Play of the Week 23: The offside law – interfering with play
Play of the Week 23 with PRO Training & Development Manager Paul Rejer features an offside call in the Houston Dynamo versus Philadelphia Union game.
Rejer said: “Since the Offside Law interpretation change in 2005, which clarified that a player has to be ‘active’ before he commits an offside offense, ARs have been taught the ‘wait and see’ technique.
“This simply means waiting until an offense has been committed before raising the flag. The three ways a player can be active are;
– Interfering with play
– Interfering with an opponent
– Gaining an advantage by being in that position
“I often refer to it as ‘think PIG’ as an easy reminder.
“In previous editions of Play of the Week I have covered interfering with an opponent and gaining an advantage and this week I am completing the set by discussing interfering with play – probably the easiest of the three to interpret.
“The law’s guidelines state; Interfering with play means playing or touching the ball passed or touched by a team-mate.
“So, bearing in mind that players cannot be penalized for being in an offside position until they commit a ‘PIG’ offense, ARs have to wait and see before raising the flag.
“In this incident Dynamo’s Giles Barnes played the ball forward. His teammate Will Bruin, who was in an offside position, started running towards the ball but stopped short to allow Barnes to intercept.
“AR Frank Anderson anticipated that Bruin was going to play the ball and incorrectly raised his flag.
“As soon as he raised his flag he realized his error and admitted to an understandably puzzled Houston head coach Dominic Kinnear that it was “his mistake”, in an honorable effort to take the heat off referee Baldomero Toledo.
“But should he alone take the blame? I say no. Modern day referees also have a responsibility to consider offside offenses of this nature. Toledo could see that Bruin did not play the ball and, therefore, has not committed an offense. He should have over-ruled Anderson to achieve the correct call.”
What does Rejer believe we can learn from this incident?
– Always utilize the ‘wait and see’ technique before raising the flag.
– Do not anticipate, no matter how obvious it may appear, that the player in the offside position is going to play the ball.

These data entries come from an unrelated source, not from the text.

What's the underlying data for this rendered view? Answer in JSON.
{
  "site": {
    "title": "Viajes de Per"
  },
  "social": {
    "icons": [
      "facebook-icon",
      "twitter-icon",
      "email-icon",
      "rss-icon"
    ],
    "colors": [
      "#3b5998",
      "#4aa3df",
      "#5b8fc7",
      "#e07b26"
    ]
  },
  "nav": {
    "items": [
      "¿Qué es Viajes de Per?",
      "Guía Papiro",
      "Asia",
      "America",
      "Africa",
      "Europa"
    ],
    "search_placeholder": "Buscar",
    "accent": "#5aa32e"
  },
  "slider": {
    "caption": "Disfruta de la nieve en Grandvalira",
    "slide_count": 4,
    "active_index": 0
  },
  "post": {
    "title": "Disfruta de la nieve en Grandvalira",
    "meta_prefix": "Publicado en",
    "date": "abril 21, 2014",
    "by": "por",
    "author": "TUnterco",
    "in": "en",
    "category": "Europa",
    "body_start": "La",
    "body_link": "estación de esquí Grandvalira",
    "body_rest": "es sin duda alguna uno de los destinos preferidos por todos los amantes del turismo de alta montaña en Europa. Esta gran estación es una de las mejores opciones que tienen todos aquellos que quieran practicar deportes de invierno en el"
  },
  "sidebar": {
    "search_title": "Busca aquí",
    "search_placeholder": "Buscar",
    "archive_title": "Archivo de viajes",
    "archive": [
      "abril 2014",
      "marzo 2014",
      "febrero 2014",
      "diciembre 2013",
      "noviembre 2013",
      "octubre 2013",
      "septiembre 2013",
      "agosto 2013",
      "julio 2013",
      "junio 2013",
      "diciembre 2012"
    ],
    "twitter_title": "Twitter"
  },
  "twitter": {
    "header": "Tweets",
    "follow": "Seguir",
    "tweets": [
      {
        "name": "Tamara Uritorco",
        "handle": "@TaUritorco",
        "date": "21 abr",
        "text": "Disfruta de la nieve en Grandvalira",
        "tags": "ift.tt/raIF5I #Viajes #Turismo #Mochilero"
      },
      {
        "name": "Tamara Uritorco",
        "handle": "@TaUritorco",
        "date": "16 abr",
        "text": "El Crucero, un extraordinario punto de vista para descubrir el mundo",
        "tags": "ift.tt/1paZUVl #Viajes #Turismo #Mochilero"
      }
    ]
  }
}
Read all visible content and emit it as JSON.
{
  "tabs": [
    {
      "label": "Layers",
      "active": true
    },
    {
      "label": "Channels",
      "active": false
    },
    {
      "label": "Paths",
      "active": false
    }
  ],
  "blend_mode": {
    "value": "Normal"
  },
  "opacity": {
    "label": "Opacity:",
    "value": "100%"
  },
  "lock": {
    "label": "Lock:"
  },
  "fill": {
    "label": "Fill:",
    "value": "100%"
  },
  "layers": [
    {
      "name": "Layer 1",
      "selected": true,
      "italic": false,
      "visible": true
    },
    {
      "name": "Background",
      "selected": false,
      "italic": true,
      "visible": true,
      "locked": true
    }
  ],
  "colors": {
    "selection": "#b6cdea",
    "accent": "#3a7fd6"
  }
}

Wait until he actually commits an offense.
– Keep the flag in the left hand when facing the field of play, all the way to the goal line, as this provides you with longer thinking time, while you change hands to your right hand to indicate.
– Share offside decision-making responsibility and do not automatically accept the adjudication of the AR.
– Gone are the days when referees should say “offsides are yours at all times” in pre-match instructions.
– Teamwork – think of the team and how you can assist your assistant.
Fans, players, coaches and TV pundits:
– Do not criticize an AR for taking his time before signaling for an offside offense – he may be using the ‘wait and see’ technique to make sure he makes the correct call, for the good of the game.